Huge, agile and ferocious—are the qualities I am known for. Hi, I am a snow leopard and it’s not easy to spot me. I live in regions with high-altitude and snow-capped mountains like the Himalayas.
Many people often describe me as an animal which is hard to set eyes on and has an element of mystery about it. Only I know though, that I am a little shy but actually a very friendly animal, it’s just that I and my brothers live in such difficult terrain that we’re constantly on the move.
We are mostly found in the Himalayan regions and Central Asia, which is a difficult terrain to live in. Probably that’s also why sometimes we are referred to as ‘ghosts of the mountain’.
Hence, wildlife experts often have to wait for hours to spot one of the family members. So you could say I am a creature of the mountains. I have heard many of them complaining about the long hours they had to wait in hiding, patiently, to spot one of us.
An interesting thing about me is that though I am a member of the cat family, unlike my cousins like the cheetah, leopard or the tiger I do not roar! But I do growl and yowl. What’s more is that we have a grey and yellowish fur with spots on it. These spots are called rosettes and enclose smaller circles. We also have an extraordinarily long tail which helps us balance ourselves against rocks and on hills.
While, the world calls me a snow leopard, wise guys like scientists and wildlife experts have a special name for me—Panthera uncis.

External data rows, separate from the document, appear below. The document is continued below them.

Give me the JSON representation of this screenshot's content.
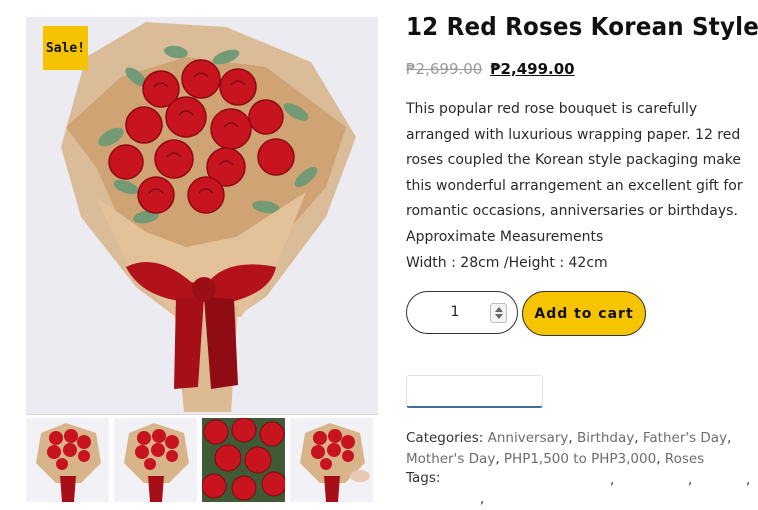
{
  "product": {
    "sale_badge": "Sale!",
    "title": "12 Red Roses Korean Style",
    "price_old": "₱2,699.00",
    "price_new": "₱2,499.00",
    "description": [
      "This popular red rose bouquet is carefully arranged with luxurious wrapping paper. 12 red roses coupled the Korean style packaging make this wonderful arrangement an excellent gift for romantic occasions, anniversaries or birthdays.",
      "Approximate Measurements",
      "Width : 28cm /Height : 42cm"
    ]
  },
  "cart": {
    "quantity": "1",
    "add_to_cart_label": "Add to cart"
  },
  "meta": {
    "categories_label": "Categories:",
    "categories": [
      "Anniversary",
      "Birthday",
      "Father's Day",
      "Mother's Day",
      "PHP1,500 to PHP3,000",
      "Roses"
    ],
    "tags_label": "Tags:"
  },
  "colors": {
    "accent": "#f7c400",
    "rose": "#c8141e",
    "wrap": "#d9b48a"
  }
}
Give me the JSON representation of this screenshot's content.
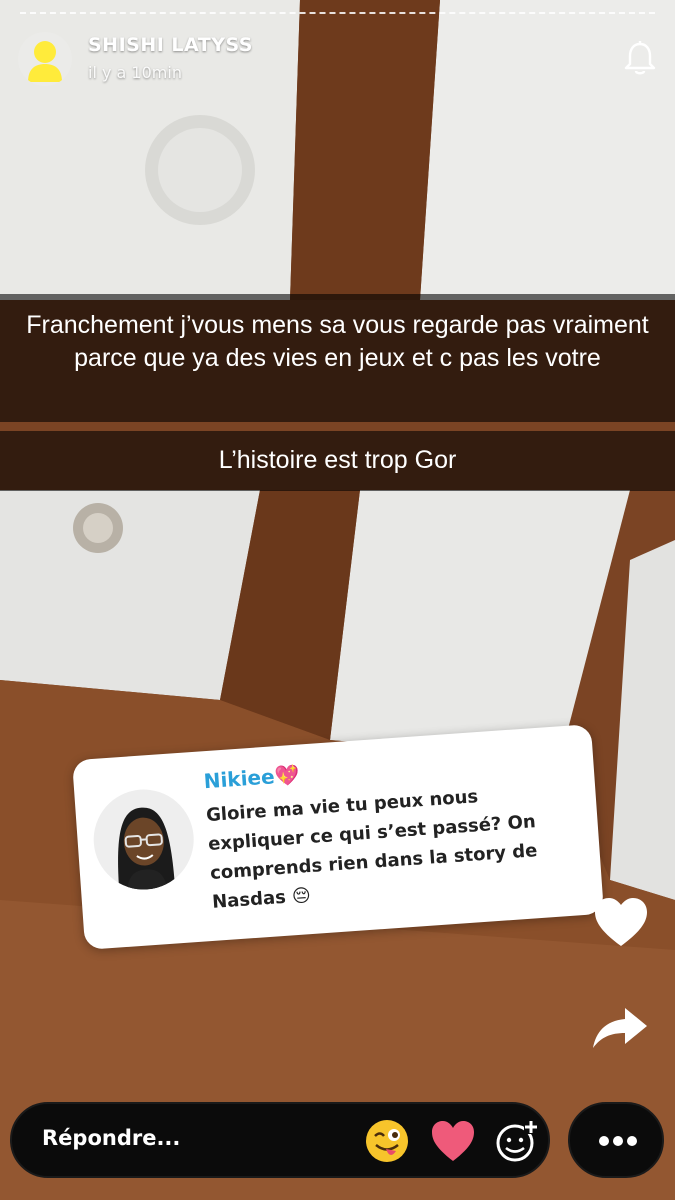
{
  "header": {
    "user_name": "SHISHI LATYSS",
    "time": "il y a 10min",
    "avatar_icon": "ghost-silhouette-icon",
    "notification_icon": "bell-icon"
  },
  "captions": [
    "Franchement j’vous mens sa vous regarde pas vraiment parce que ya des vies en jeux et c pas les votre",
    "L’histoire est trop Gor"
  ],
  "reply_sticker": {
    "sender": "Nikiee💖",
    "message": "Gloire ma vie tu peux nous expliquer ce qui s’est passé? On comprends rien dans la story de Nasdas 😔",
    "avatar_icon": "bitmoji-avatar"
  },
  "actions": {
    "like_icon": "heart-icon",
    "share_icon": "share-arrow-icon"
  },
  "reply_bar": {
    "placeholder": "Répondre...",
    "emoji_icons": [
      "tongue-wink-emoji",
      "heart-emoji",
      "add-sticker-icon"
    ],
    "more_icon": "more-dots-icon"
  },
  "colors": {
    "accent_name": "#2a9fd8",
    "avatar_yellow": "#ffeb3b"
  }
}
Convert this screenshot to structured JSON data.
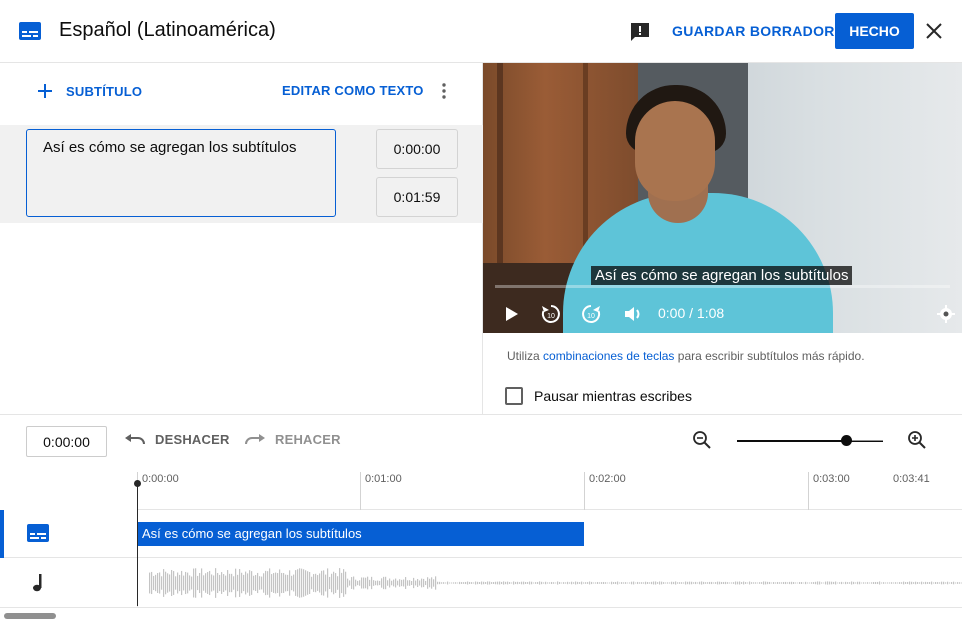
{
  "header": {
    "title": "Español (Latinoamérica)",
    "draft_label": "GUARDAR BORRADOR",
    "done_label": "HECHO"
  },
  "editor": {
    "add_label": "SUBTÍTULO",
    "edit_text_label": "EDITAR COMO TEXTO",
    "cue": {
      "text": "Así es cómo se agregan los subtítulos",
      "start": "0:00:00",
      "end": "0:01:59"
    }
  },
  "video": {
    "caption": "Así es cómo se agregan los subtítulos",
    "time": "0:00 / 1:08"
  },
  "hint": {
    "before": "Utiliza ",
    "link": "combinaciones de teclas",
    "after": " para escribir subtítulos más rápido."
  },
  "pause_label": "Pausar mientras escribes",
  "timeline": {
    "current_time": "0:00:00",
    "undo_label": "DESHACER",
    "redo_label": "REHACER",
    "zoom_level": 0.75,
    "ticks": [
      "0:00:00",
      "0:01:00",
      "0:02:00",
      "0:03:00",
      "0:03:41"
    ],
    "subtitle_bar_text": "Así es cómo se agregan los subtítulos"
  },
  "colors": {
    "accent": "#065fd4",
    "text": "#0d0d0d",
    "muted": "#606060"
  }
}
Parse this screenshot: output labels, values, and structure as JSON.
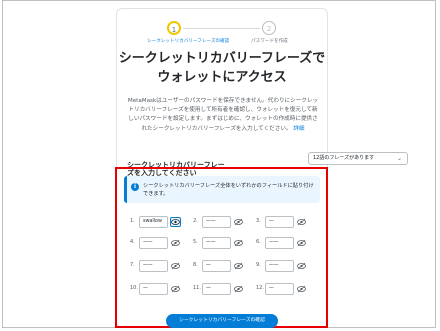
{
  "stepper": {
    "step1_number": "1",
    "step1_label": "シークレットリカバリーフレーズの確認",
    "step2_number": "2",
    "step2_label": "パスワードを作成"
  },
  "title_line1": "シークレットリカバリーフレーズで",
  "title_line2": "ウォレットにアクセス",
  "description": "MetaMaskはユーザーのパスワードを保存できません。代わりにシークレットリカバリーフレーズを使用して所有者を確認し、ウォレットを復元して新しいパスワードを設定します。まずはじめに、ウォレットの作成時に提供されたシークレットリカバリーフレーズを入力してください。",
  "details_link": "詳細",
  "dropdown": {
    "label": "シークレットリカバリーフレーズを入力してください",
    "value": "12語のフレーズがあります"
  },
  "info_banner": "シークレットリカバリーフレーズ全体をいずれかのフィールドに貼り付けできます。",
  "words": [
    {
      "num": "1.",
      "value": "swallow"
    },
    {
      "num": "2.",
      "value": "——"
    },
    {
      "num": "3.",
      "value": "—"
    },
    {
      "num": "4.",
      "value": "——"
    },
    {
      "num": "5.",
      "value": "——"
    },
    {
      "num": "6.",
      "value": "——"
    },
    {
      "num": "7.",
      "value": "——"
    },
    {
      "num": "8.",
      "value": "—"
    },
    {
      "num": "9.",
      "value": "——"
    },
    {
      "num": "10.",
      "value": "—"
    },
    {
      "num": "11.",
      "value": "—"
    },
    {
      "num": "12.",
      "value": "—"
    }
  ],
  "confirm_button": "シークレットリカバリーフレーズの確認",
  "colors": {
    "accent": "#037dd6",
    "highlight": "#e60000",
    "step_active": "#f3c600"
  },
  "icons": {
    "visible": "eye-icon",
    "hidden": "eye-slash-icon",
    "info": "info-icon",
    "dropdown": "chevron-down-icon"
  }
}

We can be spotted in alpine and sub-alpine regions, which are situated mostly above the tree line and at a height of almost 18,000 ft. The countries where we are found in include China, Russia, India, Bhutan, Nepal, Pakistan, Afghanistan, and Mongolia. The area collectively spans across around 2 million square kilometre—roughly the size of Greenland or Mexico.
In India, there are various wildlife parks and sanctuaries where you can come and meet me. For instance, if you live in Arunachal Pradesh then you can drop in at Namdapha National Park to say hi to me or if you are a resident of Jammu and Kashmir then Hemis National Park. Other places where I and my family members live are the Great Himalayan National Park in Himachal Pradesh, Uttarakhand’s Gangotri National Park and the Khangchendzonga National Park in Sikkim.
Most snow leopards weigh around 40-55kg and because of their agility can jump up to 50 feet. Moreover, we can hunt prey up to three times our own weight. What we eat mostly depends on the area where we are hunting, but we prey mainly on goats and sheep like the Asiatic ibex, blue sheep, and the Argali.
Sadly, my existence is something I am not very certain about, thanks to problems like loss of habitat, poaching, and hunting. Snow leopards are fast disappearing from the face of the earth. All over the world, there are just 7,000 of us left.
In India, different surveys have shown our numbers to be in the vicinity of 500 snow leopards. However, our futures appear to be bleak as human activities like infrastructure development, construction, housing are diminishing forest cover.
Other things that seem to threaten our existence are poaching and climate change. Due to a rapid rise in human settlements and grazing space, our habitats in hilly regions are shrinking in size. In the long term, climate change is another problem which may force us to lose our homes.
Do you know that in future, climate change could result in loss of 30% of the area inhabited by snow leopards in the Himalayas?
The International Union for Conservation of Nature (IUCN) has declared snow leopards as ‘Vulnerable’ on its Red List of Threatened Species. IUCN categorizes animals whose numbers range between 2,500 and 10,000 as vulnerable and those less than 2,500 as ‘critically endangered’.
I feel the world needs to listen to us, as a top predator snow leopards help in maintaining the population of certain animals, which if unchecked would lead to rapid deforestation, upsetting the ecological balance.
You might be very young but that does not mean that you cannot help me save my family across the world. For starters, you can spread word about how we face the threat or extinction.
Although some countries are taking a few steps to preserve our population, my brothers and I feel we have a long way to go. In 2014, 12 countries where we are found decided to observe October 23 every year as the International Snow Leopard Day.
The day marked the first anniversary of the landmark Bishkek Declaration, wherein came together to pledge their support to save the snow leopard.
Also, you can donate for the preservation of snow leopards or can even adopt a snow leopard by paying for its upkeep in a wildlife park with the help of your parents.
Shailesh is post graduate in Environment Management from Forest Research Institute (FRI) University, Dehradun, India. Presently he is working in the areas of Environmental and Renewable Energy Advisory Services. He has started GreenCleanGuide.com during his college days.